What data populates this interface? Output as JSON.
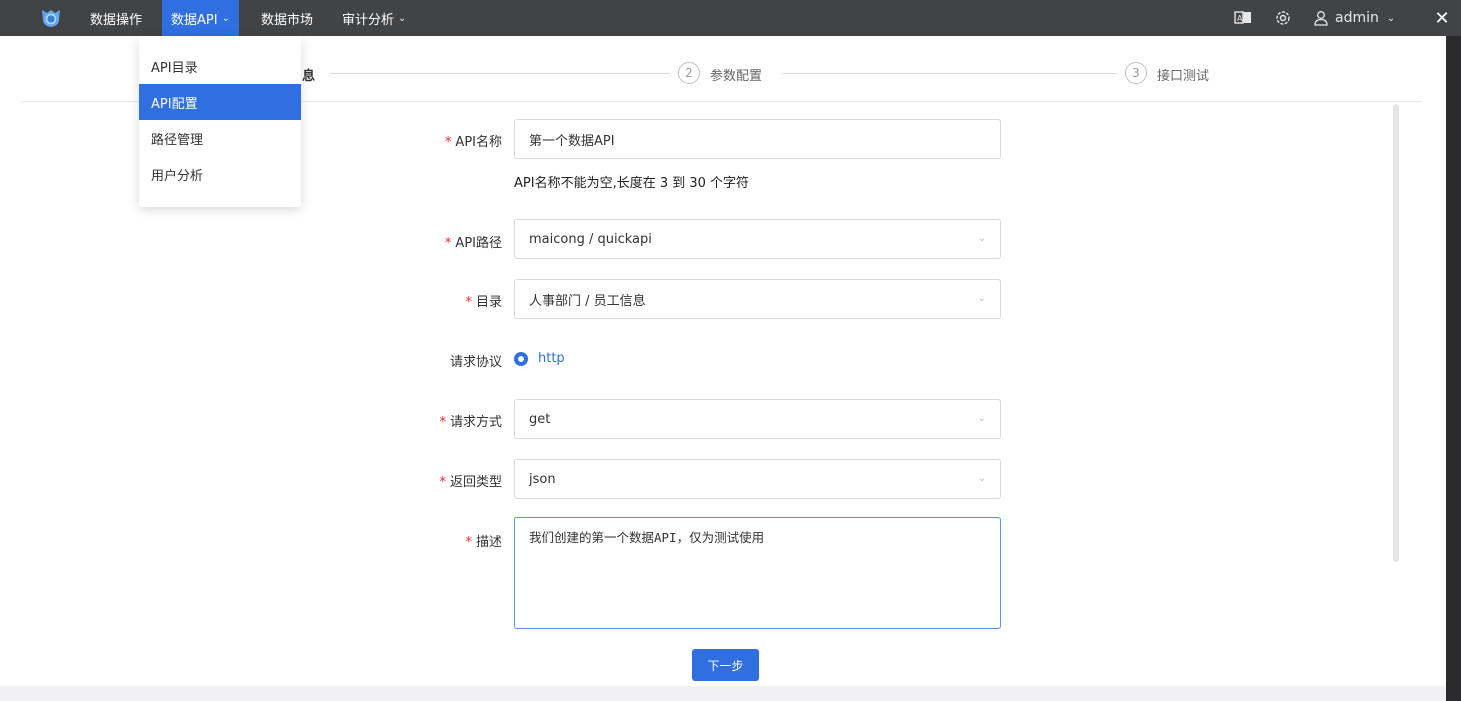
{
  "topbar": {
    "nav": [
      {
        "label": "数据操作",
        "has_dropdown": false
      },
      {
        "label": "数据API",
        "has_dropdown": true,
        "active": true
      },
      {
        "label": "数据市场",
        "has_dropdown": false
      },
      {
        "label": "审计分析",
        "has_dropdown": true
      }
    ],
    "user": {
      "name": "admin"
    },
    "icons": [
      "logo-icon",
      "translate-icon",
      "settings-icon",
      "user-icon",
      "close-icon"
    ]
  },
  "dropdown": {
    "items": [
      {
        "label": "API目录",
        "active": false
      },
      {
        "label": "API配置",
        "active": true
      },
      {
        "label": "路径管理",
        "active": false
      },
      {
        "label": "用户分析",
        "active": false
      }
    ]
  },
  "steps": {
    "step1": {
      "title_visible": "息"
    },
    "step2": {
      "number": "2",
      "label": "参数配置"
    },
    "step3": {
      "number": "3",
      "label": "接口测试"
    }
  },
  "form": {
    "name": {
      "label": "API名称",
      "value": "第一个数据API",
      "hint": "API名称不能为空,长度在 3 到 30 个字符"
    },
    "path": {
      "label": "API路径",
      "value": "maicong / quickapi"
    },
    "catalog": {
      "label": "目录",
      "value": "人事部门 / 员工信息"
    },
    "protocol": {
      "label": "请求协议",
      "value": "http"
    },
    "method": {
      "label": "请求方式",
      "value": "get"
    },
    "return_type": {
      "label": "返回类型",
      "value": "json"
    },
    "description": {
      "label": "描述",
      "value": "我们创建的第一个数据API，仅为测试使用"
    }
  },
  "actions": {
    "next_label": "下一步"
  },
  "colors": {
    "primary": "#2f6fe0",
    "topbar": "#424345",
    "required": "#f5222d"
  }
}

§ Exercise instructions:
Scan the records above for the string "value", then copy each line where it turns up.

§ Result:
      "value": "第一个数据API",
      "value": "maicong / quickapi"
      "value": "人事部门 / 员工信息"
      "value": "http"
      "value": "get"
      "value": "json"
      "value": "我们创建的第一个数据API，仅为测试使用"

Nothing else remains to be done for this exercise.